-- Input data follows --

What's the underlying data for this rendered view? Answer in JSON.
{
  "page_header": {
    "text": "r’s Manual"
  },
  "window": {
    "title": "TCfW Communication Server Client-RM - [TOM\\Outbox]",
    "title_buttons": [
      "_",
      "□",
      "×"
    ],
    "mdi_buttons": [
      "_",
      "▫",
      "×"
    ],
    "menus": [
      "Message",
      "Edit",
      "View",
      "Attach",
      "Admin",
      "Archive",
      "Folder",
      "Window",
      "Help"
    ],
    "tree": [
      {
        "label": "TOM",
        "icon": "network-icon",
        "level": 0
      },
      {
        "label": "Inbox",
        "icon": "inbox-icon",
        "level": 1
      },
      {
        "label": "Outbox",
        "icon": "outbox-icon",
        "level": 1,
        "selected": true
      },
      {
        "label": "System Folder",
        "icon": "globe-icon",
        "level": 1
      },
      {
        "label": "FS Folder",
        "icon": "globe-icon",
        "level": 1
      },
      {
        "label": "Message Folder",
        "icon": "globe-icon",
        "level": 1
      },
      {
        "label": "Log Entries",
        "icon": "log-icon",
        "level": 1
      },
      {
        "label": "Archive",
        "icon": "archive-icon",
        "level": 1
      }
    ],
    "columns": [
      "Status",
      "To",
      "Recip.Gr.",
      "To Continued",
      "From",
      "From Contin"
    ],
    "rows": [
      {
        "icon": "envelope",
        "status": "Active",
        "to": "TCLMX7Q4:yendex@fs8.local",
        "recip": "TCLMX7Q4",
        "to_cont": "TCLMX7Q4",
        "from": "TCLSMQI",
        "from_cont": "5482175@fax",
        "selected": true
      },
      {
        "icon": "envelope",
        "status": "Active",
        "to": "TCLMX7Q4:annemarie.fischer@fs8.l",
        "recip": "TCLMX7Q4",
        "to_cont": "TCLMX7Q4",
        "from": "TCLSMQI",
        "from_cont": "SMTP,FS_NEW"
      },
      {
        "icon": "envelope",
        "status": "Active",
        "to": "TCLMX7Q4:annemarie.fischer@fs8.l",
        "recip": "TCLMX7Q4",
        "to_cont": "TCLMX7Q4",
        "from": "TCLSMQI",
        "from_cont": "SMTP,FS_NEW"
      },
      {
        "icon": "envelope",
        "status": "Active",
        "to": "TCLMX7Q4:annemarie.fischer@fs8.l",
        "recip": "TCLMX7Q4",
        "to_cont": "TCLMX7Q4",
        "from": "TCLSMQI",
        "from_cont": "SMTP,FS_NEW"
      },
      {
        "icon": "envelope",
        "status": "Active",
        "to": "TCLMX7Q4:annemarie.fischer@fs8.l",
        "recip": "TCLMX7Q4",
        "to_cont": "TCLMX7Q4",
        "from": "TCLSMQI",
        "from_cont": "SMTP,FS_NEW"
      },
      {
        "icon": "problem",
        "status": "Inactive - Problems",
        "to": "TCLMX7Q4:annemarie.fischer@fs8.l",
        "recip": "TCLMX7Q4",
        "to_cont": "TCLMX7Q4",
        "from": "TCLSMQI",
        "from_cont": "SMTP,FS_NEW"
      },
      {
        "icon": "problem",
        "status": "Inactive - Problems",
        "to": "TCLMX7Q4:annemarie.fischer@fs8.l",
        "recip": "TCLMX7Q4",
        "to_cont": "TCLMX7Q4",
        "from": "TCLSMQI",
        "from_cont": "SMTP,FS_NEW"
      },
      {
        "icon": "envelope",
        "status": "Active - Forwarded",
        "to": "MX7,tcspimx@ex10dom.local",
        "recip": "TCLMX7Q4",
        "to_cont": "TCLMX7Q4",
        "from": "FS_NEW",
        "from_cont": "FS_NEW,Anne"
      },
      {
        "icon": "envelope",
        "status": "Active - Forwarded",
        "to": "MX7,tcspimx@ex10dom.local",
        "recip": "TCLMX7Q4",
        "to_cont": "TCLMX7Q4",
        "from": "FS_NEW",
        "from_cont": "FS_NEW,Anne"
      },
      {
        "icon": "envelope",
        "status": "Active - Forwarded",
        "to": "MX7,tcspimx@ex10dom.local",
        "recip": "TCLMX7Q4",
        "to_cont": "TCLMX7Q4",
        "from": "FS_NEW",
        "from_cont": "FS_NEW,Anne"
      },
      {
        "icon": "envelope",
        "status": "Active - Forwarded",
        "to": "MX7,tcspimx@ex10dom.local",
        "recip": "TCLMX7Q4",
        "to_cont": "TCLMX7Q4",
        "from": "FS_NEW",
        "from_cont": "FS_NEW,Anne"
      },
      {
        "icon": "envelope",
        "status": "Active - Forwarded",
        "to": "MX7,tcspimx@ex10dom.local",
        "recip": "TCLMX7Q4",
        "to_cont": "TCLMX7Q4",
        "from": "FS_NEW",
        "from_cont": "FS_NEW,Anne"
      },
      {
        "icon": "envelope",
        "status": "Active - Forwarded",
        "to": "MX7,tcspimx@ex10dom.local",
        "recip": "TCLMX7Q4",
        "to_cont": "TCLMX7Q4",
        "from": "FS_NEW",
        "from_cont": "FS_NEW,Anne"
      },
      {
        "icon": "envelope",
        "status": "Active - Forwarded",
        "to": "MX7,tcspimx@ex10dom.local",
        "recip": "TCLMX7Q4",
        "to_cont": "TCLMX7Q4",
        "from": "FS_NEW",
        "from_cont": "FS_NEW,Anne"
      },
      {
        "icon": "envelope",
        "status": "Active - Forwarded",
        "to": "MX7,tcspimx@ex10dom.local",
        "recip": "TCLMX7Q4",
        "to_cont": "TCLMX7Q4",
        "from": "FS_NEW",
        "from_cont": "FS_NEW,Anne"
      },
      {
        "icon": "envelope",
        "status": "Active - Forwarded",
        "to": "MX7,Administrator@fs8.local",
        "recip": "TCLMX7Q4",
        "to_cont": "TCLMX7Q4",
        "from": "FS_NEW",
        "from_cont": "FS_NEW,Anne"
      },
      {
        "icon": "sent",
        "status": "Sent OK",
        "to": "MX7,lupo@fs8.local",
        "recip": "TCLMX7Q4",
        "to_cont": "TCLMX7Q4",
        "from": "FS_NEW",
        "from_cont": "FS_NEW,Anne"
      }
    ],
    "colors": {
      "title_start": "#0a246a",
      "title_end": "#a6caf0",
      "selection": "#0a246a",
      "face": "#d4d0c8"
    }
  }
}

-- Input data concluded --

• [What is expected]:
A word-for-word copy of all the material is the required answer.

• [Answer to this problem]:
What's the underlying data for this rendered view? Answer in JSON.
{
  "page_header": {
    "text": "r’s Manual"
  },
  "window": {
    "title": "TCfW Communication Server Client-RM - [TOM\\Outbox]",
    "title_buttons": [
      "_",
      "□",
      "×"
    ],
    "mdi_buttons": [
      "_",
      "▫",
      "×"
    ],
    "menus": [
      "Message",
      "Edit",
      "View",
      "Attach",
      "Admin",
      "Archive",
      "Folder",
      "Window",
      "Help"
    ],
    "tree": [
      {
        "label": "TOM",
        "icon": "network-icon",
        "level": 0
      },
      {
        "label": "Inbox",
        "icon": "inbox-icon",
        "level": 1
      },
      {
        "label": "Outbox",
        "icon": "outbox-icon",
        "level": 1,
        "selected": true
      },
      {
        "label": "System Folder",
        "icon": "globe-icon",
        "level": 1
      },
      {
        "label": "FS Folder",
        "icon": "globe-icon",
        "level": 1
      },
      {
        "label": "Message Folder",
        "icon": "globe-icon",
        "level": 1
      },
      {
        "label": "Log Entries",
        "icon": "log-icon",
        "level": 1
      },
      {
        "label": "Archive",
        "icon": "archive-icon",
        "level": 1
      }
    ],
    "columns": [
      "Status",
      "To",
      "Recip.Gr.",
      "To Continued",
      "From",
      "From Contin"
    ],
    "rows": [
      {
        "icon": "envelope",
        "status": "Active",
        "to": "TCLMX7Q4:yendex@fs8.local",
        "recip": "TCLMX7Q4",
        "to_cont": "TCLMX7Q4",
        "from": "TCLSMQI",
        "from_cont": "5482175@fax",
        "selected": true
      },
      {
        "icon": "envelope",
        "status": "Active",
        "to": "TCLMX7Q4:annemarie.fischer@fs8.l",
        "recip": "TCLMX7Q4",
        "to_cont": "TCLMX7Q4",
        "from": "TCLSMQI",
        "from_cont": "SMTP,FS_NEW"
      },
      {
        "icon": "envelope",
        "status": "Active",
        "to": "TCLMX7Q4:annemarie.fischer@fs8.l",
        "recip": "TCLMX7Q4",
        "to_cont": "TCLMX7Q4",
        "from": "TCLSMQI",
        "from_cont": "SMTP,FS_NEW"
      },
      {
        "icon": "envelope",
        "status": "Active",
        "to": "TCLMX7Q4:annemarie.fischer@fs8.l",
        "recip": "TCLMX7Q4",
        "to_cont": "TCLMX7Q4",
        "from": "TCLSMQI",
        "from_cont": "SMTP,FS_NEW"
      },
      {
        "icon": "envelope",
        "status": "Active",
        "to": "TCLMX7Q4:annemarie.fischer@fs8.l",
        "recip": "TCLMX7Q4",
        "to_cont": "TCLMX7Q4",
        "from": "TCLSMQI",
        "from_cont": "SMTP,FS_NEW"
      },
      {
        "icon": "problem",
        "status": "Inactive - Problems",
        "to": "TCLMX7Q4:annemarie.fischer@fs8.l",
        "recip": "TCLMX7Q4",
        "to_cont": "TCLMX7Q4",
        "from": "TCLSMQI",
        "from_cont": "SMTP,FS_NEW"
      },
      {
        "icon": "problem",
        "status": "Inactive - Problems",
        "to": "TCLMX7Q4:annemarie.fischer@fs8.l",
        "recip": "TCLMX7Q4",
        "to_cont": "TCLMX7Q4",
        "from": "TCLSMQI",
        "from_cont": "SMTP,FS_NEW"
      },
      {
        "icon": "envelope",
        "status": "Active - Forwarded",
        "to": "MX7,tcspimx@ex10dom.local",
        "recip": "TCLMX7Q4",
        "to_cont": "TCLMX7Q4",
        "from": "FS_NEW",
        "from_cont": "FS_NEW,Anne"
      },
      {
        "icon": "envelope",
        "status": "Active - Forwarded",
        "to": "MX7,tcspimx@ex10dom.local",
        "recip": "TCLMX7Q4",
        "to_cont": "TCLMX7Q4",
        "from": "FS_NEW",
        "from_cont": "FS_NEW,Anne"
      },
      {
        "icon": "envelope",
        "status": "Active - Forwarded",
        "to": "MX7,tcspimx@ex10dom.local",
        "recip": "TCLMX7Q4",
        "to_cont": "TCLMX7Q4",
        "from": "FS_NEW",
        "from_cont": "FS_NEW,Anne"
      },
      {
        "icon": "envelope",
        "status": "Active - Forwarded",
        "to": "MX7,tcspimx@ex10dom.local",
        "recip": "TCLMX7Q4",
        "to_cont": "TCLMX7Q4",
        "from": "FS_NEW",
        "from_cont": "FS_NEW,Anne"
      },
      {
        "icon": "envelope",
        "status": "Active - Forwarded",
        "to": "MX7,tcspimx@ex10dom.local",
        "recip": "TCLMX7Q4",
        "to_cont": "TCLMX7Q4",
        "from": "FS_NEW",
        "from_cont": "FS_NEW,Anne"
      },
      {
        "icon": "envelope",
        "status": "Active - Forwarded",
        "to": "MX7,tcspimx@ex10dom.local",
        "recip": "TCLMX7Q4",
        "to_cont": "TCLMX7Q4",
        "from": "FS_NEW",
        "from_cont": "FS_NEW,Anne"
      },
      {
        "icon": "envelope",
        "status": "Active - Forwarded",
        "to": "MX7,tcspimx@ex10dom.local",
        "recip": "TCLMX7Q4",
        "to_cont": "TCLMX7Q4",
        "from": "FS_NEW",
        "from_cont": "FS_NEW,Anne"
      },
      {
        "icon": "envelope",
        "status": "Active - Forwarded",
        "to": "MX7,tcspimx@ex10dom.local",
        "recip": "TCLMX7Q4",
        "to_cont": "TCLMX7Q4",
        "from": "FS_NEW",
        "from_cont": "FS_NEW,Anne"
      },
      {
        "icon": "envelope",
        "status": "Active - Forwarded",
        "to": "MX7,Administrator@fs8.local",
        "recip": "TCLMX7Q4",
        "to_cont": "TCLMX7Q4",
        "from": "FS_NEW",
        "from_cont": "FS_NEW,Anne"
      },
      {
        "icon": "sent",
        "status": "Sent OK",
        "to": "MX7,lupo@fs8.local",
        "recip": "TCLMX7Q4",
        "to_cont": "TCLMX7Q4",
        "from": "FS_NEW",
        "from_cont": "FS_NEW,Anne"
      }
    ],
    "colors": {
      "title_start": "#0a246a",
      "title_end": "#a6caf0",
      "selection": "#0a246a",
      "face": "#d4d0c8"
    }
  }
}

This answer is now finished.